Precision Pollination: A Low-Cost, Scalable Device for Monitoring Pollinators and Pollination Services Using Deep Learning
Insect pollinators are critical to food production and conservation globally. Currently, yields of many crops are limited by insufficient pollination, a problem that declining pollinator populations threaten to accelerate. Despite mounting concern over insect declines, quantifying pollinators remains a significant challenge, in turn limiting our ability to design effective pollinator management strategies. This project will develop a first-of-its-kind device for automatically detecting and identifying insects in the field. These Autonomous Pollinator Sampling units (or AutoPolls) will use cutting-edge deep learning algorithms to quantify pollinator biodiversity and activity on a small, battery-powered device. The project team will use this technology to quantify the ecological diversity of pollinator communities and assess the impacts of practical approaches for improving the climate-resilience of pollination services. The technology that will be developed has the potential to transform the study of pollinators (and other insects), and the critical role they play in supporting crop yields and biodiversity.
James Crall, assistant professor of entomology

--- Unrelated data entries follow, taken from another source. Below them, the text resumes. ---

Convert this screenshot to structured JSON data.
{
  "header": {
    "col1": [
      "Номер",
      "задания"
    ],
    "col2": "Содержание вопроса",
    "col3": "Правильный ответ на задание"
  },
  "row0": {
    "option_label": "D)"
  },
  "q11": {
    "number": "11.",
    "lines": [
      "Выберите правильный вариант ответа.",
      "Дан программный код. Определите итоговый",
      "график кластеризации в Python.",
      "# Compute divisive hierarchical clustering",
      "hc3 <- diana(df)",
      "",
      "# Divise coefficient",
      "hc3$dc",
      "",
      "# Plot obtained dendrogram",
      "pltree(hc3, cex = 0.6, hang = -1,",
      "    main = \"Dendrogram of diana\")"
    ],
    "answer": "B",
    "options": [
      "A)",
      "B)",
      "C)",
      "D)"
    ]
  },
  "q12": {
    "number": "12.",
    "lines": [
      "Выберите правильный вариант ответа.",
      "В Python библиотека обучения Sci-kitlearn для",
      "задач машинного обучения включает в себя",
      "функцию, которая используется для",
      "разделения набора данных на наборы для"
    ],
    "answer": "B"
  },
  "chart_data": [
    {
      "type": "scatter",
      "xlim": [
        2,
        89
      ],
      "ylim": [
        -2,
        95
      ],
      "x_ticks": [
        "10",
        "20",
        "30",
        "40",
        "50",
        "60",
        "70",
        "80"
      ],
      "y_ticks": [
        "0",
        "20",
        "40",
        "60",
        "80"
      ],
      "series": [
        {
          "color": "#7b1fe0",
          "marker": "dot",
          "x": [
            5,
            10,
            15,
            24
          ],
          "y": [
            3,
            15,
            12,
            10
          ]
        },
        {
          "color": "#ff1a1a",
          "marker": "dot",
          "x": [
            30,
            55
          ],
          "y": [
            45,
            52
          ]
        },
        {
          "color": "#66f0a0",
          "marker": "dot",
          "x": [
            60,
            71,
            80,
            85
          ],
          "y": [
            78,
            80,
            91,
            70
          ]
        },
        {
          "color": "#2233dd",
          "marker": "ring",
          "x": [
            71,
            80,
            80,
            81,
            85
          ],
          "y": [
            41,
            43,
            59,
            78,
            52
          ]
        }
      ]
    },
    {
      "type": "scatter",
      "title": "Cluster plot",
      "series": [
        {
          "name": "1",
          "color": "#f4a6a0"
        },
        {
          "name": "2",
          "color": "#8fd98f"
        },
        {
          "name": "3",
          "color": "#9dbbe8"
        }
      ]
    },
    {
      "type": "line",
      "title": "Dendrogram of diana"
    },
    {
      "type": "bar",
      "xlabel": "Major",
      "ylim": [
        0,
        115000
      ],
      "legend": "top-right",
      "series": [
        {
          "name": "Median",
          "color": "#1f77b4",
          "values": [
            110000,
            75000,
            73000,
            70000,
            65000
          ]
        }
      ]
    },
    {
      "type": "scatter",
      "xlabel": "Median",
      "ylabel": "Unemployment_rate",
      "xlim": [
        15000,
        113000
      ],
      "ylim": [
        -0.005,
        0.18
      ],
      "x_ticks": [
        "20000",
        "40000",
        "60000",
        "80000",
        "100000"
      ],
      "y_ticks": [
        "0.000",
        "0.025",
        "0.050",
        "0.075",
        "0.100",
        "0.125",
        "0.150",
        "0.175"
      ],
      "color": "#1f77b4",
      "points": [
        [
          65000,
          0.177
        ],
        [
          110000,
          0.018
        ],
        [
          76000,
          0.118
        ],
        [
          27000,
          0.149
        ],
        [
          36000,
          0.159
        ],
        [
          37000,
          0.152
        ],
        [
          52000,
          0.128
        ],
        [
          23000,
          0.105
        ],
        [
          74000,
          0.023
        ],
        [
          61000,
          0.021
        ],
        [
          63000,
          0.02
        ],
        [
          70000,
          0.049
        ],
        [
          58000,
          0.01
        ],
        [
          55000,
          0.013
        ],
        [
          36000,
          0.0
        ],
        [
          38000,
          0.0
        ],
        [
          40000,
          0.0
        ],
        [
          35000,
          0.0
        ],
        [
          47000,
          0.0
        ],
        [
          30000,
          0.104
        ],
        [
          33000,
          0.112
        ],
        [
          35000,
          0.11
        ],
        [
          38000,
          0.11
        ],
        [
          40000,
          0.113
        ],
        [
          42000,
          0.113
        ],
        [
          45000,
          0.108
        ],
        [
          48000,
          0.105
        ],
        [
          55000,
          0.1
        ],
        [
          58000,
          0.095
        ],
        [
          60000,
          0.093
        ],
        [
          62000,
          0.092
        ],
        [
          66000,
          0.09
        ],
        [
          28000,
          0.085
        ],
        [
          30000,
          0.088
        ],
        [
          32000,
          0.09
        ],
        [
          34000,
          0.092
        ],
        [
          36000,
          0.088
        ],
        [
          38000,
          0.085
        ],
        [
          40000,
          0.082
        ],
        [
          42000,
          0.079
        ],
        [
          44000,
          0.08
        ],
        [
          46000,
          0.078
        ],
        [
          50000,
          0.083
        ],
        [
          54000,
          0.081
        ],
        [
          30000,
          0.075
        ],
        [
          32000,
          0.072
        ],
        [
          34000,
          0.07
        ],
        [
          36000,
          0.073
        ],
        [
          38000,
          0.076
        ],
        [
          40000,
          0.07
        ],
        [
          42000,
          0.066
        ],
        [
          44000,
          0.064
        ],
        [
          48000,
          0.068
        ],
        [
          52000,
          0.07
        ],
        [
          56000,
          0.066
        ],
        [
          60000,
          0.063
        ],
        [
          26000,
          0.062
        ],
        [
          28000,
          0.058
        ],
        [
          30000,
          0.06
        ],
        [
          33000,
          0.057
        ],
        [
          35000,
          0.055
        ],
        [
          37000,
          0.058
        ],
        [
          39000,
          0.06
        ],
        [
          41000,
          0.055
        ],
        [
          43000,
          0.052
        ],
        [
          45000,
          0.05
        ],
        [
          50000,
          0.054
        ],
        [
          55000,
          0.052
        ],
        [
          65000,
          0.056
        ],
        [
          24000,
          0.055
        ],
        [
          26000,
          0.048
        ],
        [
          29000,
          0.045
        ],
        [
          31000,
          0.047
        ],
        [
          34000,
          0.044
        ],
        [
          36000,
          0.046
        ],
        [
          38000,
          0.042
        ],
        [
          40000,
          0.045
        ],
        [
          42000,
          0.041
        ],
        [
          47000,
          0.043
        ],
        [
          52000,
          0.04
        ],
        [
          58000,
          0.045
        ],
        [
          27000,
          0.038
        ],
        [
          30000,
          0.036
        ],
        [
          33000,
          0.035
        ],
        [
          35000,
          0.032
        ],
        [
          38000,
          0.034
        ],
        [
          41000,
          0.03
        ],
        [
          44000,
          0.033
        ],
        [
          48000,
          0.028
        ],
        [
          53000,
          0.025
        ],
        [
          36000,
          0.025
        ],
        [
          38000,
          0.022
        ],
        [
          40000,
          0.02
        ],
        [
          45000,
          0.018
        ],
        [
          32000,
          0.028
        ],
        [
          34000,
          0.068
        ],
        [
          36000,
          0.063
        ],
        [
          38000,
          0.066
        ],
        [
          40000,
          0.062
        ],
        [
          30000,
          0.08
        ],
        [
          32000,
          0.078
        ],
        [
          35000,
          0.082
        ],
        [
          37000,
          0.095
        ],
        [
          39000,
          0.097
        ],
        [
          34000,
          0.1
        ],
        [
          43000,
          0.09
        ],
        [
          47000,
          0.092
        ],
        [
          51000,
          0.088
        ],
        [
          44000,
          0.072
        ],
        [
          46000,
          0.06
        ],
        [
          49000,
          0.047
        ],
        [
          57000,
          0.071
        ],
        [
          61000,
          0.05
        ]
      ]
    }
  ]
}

Claudio Gratton, professor of entomology
Joshua San Miguel, assistant professor of electrical and computer engineering